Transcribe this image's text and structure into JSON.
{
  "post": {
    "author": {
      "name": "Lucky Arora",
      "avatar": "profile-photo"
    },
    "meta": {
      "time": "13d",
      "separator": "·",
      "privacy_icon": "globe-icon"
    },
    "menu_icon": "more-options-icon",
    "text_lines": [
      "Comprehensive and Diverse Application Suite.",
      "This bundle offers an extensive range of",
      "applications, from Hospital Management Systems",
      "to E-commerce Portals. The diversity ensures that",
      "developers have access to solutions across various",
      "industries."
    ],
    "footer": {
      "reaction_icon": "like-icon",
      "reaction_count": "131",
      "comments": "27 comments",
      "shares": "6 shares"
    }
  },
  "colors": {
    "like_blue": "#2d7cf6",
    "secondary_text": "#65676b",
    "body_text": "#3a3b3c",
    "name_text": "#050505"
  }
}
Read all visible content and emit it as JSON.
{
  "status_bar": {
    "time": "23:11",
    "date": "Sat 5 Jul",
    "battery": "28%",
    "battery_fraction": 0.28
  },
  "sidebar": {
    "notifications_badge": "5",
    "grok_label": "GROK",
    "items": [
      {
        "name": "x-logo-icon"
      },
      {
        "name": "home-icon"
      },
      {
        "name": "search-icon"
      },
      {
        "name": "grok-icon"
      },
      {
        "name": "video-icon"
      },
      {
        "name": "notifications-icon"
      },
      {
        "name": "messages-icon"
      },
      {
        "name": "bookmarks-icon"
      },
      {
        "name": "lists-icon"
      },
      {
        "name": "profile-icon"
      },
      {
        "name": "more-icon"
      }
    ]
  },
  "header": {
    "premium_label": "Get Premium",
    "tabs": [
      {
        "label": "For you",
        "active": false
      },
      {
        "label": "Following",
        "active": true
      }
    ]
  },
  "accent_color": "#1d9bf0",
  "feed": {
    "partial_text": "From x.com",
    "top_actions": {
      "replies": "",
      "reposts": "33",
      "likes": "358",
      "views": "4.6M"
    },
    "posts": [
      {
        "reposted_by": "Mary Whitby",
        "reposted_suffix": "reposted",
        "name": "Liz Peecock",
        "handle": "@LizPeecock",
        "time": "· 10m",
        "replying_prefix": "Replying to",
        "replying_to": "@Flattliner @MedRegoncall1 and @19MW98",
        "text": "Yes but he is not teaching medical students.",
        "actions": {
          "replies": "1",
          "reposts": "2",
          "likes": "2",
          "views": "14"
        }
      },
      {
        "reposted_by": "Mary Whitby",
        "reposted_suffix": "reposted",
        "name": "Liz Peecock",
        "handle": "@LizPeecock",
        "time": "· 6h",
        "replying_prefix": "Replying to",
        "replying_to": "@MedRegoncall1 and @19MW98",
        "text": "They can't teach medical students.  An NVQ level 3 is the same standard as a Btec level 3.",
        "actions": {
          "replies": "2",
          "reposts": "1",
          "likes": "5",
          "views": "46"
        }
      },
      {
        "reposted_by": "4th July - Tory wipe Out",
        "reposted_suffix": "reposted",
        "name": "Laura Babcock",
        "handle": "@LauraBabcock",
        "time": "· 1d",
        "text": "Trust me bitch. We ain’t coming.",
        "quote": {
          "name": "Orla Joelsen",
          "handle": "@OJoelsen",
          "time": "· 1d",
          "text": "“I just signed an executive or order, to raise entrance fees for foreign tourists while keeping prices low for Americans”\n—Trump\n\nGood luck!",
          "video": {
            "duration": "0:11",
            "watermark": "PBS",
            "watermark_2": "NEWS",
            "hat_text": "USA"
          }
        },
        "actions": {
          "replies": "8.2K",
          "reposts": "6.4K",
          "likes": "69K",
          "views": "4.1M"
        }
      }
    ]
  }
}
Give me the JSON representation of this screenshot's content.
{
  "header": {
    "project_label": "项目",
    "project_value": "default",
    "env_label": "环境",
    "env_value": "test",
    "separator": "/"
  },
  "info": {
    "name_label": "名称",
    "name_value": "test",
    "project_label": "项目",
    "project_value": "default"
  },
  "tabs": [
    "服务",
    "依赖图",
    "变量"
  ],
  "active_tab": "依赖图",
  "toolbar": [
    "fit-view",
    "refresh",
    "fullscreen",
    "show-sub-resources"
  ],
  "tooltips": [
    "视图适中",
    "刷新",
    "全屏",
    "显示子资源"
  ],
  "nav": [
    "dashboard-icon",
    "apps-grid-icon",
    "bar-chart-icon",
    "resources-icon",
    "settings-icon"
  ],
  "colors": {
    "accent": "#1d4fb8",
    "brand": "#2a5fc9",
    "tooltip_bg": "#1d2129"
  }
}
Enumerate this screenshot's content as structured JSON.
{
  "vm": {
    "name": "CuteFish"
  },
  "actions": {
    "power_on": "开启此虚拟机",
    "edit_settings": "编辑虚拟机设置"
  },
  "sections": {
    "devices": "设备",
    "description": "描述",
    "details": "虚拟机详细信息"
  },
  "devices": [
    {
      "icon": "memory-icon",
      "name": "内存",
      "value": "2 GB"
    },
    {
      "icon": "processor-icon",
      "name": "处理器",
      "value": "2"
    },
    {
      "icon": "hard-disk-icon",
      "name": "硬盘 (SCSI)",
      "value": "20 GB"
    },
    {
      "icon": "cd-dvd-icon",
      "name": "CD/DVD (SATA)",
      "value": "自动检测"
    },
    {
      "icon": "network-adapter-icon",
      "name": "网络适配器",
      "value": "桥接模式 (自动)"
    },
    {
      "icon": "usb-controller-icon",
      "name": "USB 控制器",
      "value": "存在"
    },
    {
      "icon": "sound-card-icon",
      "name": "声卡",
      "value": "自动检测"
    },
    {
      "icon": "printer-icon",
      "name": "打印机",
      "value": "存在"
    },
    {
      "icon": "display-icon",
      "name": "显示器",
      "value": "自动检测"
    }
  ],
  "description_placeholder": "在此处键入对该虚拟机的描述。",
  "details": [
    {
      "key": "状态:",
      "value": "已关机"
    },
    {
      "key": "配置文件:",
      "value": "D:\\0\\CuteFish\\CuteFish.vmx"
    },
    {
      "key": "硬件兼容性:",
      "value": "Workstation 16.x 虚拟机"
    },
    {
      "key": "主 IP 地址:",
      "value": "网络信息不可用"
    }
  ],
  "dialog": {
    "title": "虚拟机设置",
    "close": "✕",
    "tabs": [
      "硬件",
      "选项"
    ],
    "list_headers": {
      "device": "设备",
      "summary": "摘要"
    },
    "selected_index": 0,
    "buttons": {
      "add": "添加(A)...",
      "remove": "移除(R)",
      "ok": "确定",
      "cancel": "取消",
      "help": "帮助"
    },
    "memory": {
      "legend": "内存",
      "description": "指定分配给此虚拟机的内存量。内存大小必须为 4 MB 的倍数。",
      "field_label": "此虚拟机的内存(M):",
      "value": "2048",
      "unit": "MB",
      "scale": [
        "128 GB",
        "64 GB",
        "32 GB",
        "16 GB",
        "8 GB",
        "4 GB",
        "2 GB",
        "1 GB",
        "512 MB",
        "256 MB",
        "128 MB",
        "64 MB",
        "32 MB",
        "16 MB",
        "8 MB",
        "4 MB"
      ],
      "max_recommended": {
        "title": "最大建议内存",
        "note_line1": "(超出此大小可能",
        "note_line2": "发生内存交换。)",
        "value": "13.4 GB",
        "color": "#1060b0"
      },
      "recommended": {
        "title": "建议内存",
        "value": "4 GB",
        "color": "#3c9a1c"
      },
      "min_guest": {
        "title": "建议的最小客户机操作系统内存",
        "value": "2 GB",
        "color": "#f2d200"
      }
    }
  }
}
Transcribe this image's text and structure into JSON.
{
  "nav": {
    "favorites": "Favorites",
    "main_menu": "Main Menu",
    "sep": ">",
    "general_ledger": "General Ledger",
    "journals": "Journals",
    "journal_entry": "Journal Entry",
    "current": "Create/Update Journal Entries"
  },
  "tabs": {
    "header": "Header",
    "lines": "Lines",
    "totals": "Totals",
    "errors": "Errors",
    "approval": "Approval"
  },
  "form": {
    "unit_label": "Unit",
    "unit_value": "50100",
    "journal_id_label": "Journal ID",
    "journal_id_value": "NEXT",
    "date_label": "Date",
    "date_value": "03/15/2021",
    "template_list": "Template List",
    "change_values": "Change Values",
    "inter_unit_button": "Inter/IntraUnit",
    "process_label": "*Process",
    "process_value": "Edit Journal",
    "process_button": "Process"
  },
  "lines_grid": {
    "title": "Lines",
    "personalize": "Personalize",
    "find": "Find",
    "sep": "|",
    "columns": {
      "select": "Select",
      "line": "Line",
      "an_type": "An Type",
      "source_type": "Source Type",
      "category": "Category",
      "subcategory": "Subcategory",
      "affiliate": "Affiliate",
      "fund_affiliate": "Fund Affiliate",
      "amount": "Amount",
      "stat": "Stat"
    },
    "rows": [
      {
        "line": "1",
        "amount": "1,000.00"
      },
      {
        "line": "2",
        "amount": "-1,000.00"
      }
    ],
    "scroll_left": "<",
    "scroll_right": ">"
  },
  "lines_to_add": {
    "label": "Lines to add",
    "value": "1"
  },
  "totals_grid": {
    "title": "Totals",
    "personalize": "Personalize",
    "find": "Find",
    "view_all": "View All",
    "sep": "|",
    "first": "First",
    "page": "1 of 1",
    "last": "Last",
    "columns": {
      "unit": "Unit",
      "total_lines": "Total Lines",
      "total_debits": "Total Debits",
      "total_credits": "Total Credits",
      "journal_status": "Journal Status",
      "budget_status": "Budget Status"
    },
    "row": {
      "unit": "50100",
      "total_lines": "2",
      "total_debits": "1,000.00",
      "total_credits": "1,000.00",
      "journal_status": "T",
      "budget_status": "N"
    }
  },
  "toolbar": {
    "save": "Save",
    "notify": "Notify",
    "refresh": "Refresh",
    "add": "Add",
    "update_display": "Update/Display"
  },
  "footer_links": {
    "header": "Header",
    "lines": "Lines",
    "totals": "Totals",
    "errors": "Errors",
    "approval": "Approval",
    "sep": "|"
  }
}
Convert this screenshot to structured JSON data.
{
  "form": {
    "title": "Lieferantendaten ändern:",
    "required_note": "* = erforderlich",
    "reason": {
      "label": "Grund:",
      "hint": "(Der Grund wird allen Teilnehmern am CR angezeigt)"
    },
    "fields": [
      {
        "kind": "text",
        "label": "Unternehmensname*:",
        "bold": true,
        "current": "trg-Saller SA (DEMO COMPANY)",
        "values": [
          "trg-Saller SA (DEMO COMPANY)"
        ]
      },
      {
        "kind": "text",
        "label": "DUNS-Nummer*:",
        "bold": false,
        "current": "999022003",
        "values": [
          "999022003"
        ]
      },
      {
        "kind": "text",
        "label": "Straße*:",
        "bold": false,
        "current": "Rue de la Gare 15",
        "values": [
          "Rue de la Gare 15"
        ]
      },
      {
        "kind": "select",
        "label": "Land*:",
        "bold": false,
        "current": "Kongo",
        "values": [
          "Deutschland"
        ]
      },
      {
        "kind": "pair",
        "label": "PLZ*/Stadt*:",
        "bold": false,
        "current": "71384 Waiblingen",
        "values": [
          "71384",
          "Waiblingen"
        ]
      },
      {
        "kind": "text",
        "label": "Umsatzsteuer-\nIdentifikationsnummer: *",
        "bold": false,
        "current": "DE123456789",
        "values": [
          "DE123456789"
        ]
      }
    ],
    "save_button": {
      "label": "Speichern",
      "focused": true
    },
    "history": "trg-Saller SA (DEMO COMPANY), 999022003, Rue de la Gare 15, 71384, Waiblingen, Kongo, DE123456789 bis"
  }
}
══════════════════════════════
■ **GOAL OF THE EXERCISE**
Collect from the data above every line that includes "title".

■ **RESULT**
    "title": "虚拟机设置",
        "title": "最大建议内存",
        "title": "建议内存",
        "title": "建议的最小客户机操作系统内存",
    "title": "Lines",
    "title": "Totals",
    "title": "Lieferantendaten ändern:",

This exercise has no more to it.